London is built from concrete, steel and the creative urge.
Old technology gives way to the new. Progress is inevitable – but is it more fragile than its inhabitants realise?
A strange anomaly is uncovered in the new top-secret Crossrail extension being built under Buckingham Palace. It is an archeological puzzle, one that may transform our understanding of history – and the origins of London itself.
And if our modern world falls, we may have to turn to the technology of the past in order to save our future.
I received a copy of this book in exchange for an honest review.
Rian Hughe’s books are hard to describe using words. They’re beautiful, weird, unsettling, GORGEOUS and unlike anything I have ever come across. You have to get hard copies of Hughes’ work because reading it is an experience and you need to really see the design to understand that.
This is a book about architecture, technology, and what feels like a healthy dose of believable conspiracy theory. Trust me it works so well, I stayed up well into the night to finish this book as I just couldn’t stop reading. There was a point in the book where parts just felt like they could be completely real and true and I found myself thinking that I wouldn’t be surprised if this turned out to actually be a real thing.
It’s hard to talk about The Black Locomotive without heading into spoiler territory. I firmly believe that you should go into this book knowing as little as possible. Hughes hurtles you through the plot, using differing PoV to give new angles and perspectives. It never slows down and there’s a whole section involving a steam train that really ramps up the pace and gets your blood pumping.

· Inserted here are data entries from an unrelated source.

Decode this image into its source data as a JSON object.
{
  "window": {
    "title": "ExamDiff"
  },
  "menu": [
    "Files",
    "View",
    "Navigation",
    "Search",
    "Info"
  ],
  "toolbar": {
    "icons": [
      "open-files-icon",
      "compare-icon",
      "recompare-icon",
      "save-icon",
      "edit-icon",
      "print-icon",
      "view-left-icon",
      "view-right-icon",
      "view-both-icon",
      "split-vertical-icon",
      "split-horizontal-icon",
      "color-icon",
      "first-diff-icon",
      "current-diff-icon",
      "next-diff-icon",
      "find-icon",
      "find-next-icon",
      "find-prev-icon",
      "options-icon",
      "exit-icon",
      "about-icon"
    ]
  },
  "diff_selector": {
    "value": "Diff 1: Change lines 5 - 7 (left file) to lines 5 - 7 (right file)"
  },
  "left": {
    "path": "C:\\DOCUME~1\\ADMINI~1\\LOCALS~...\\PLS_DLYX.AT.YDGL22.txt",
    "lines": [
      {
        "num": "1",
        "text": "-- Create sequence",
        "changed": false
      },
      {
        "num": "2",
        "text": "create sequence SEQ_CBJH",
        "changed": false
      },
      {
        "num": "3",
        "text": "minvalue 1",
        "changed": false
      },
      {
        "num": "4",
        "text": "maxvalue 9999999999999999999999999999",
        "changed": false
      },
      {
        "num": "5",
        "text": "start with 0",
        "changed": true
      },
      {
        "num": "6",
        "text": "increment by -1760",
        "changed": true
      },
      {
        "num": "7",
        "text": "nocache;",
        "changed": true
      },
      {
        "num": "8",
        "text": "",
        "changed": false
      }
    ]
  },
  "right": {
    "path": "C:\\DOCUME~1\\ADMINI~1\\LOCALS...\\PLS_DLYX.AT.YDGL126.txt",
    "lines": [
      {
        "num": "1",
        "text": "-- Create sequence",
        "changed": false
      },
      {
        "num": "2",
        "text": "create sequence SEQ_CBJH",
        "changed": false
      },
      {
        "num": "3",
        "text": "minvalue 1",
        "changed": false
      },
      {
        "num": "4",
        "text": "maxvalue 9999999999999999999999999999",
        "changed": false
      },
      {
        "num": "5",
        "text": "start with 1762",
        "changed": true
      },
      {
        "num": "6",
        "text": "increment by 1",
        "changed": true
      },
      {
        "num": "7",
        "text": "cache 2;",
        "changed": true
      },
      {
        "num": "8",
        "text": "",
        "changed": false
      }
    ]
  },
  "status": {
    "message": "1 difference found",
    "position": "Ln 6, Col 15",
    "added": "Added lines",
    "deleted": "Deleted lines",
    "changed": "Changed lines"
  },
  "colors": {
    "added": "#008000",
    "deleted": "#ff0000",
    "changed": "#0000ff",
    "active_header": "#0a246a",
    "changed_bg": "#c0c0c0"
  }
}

Not only does this book contain some gorgeous imagery and illustrations but Hughes uses different fonts for each character. Not only do you get a sense of personality through the writing but you get an extra layer through the fonts that Hughes has chosen. There is nothing in this book that isn’t there for a very good reason, and that each marking isn’t random. It makes you appreciate everything just that little bit more.
The plot of The Black Locomotive is less dense than XX (which you should also read), but it doesn’t make it any less incredible. I still found myself completely pulled in and awestruck by parts of this book. I wished this book was longer. It ended just at the moment where I wanted more. The plot just hits what could be the start of another act and then it’s over! I respect Hughes’ decision here because it works but I have a hope that maybe we’ll get another book to explore what happens after this one. I felt like it wasn’t quite over.
Secret societies, archaeology and a dose of sci-fi. That’s just part of what you’re getting in The Black Locomotive. Buy it, read it, display it and love it. That’s my recommendation.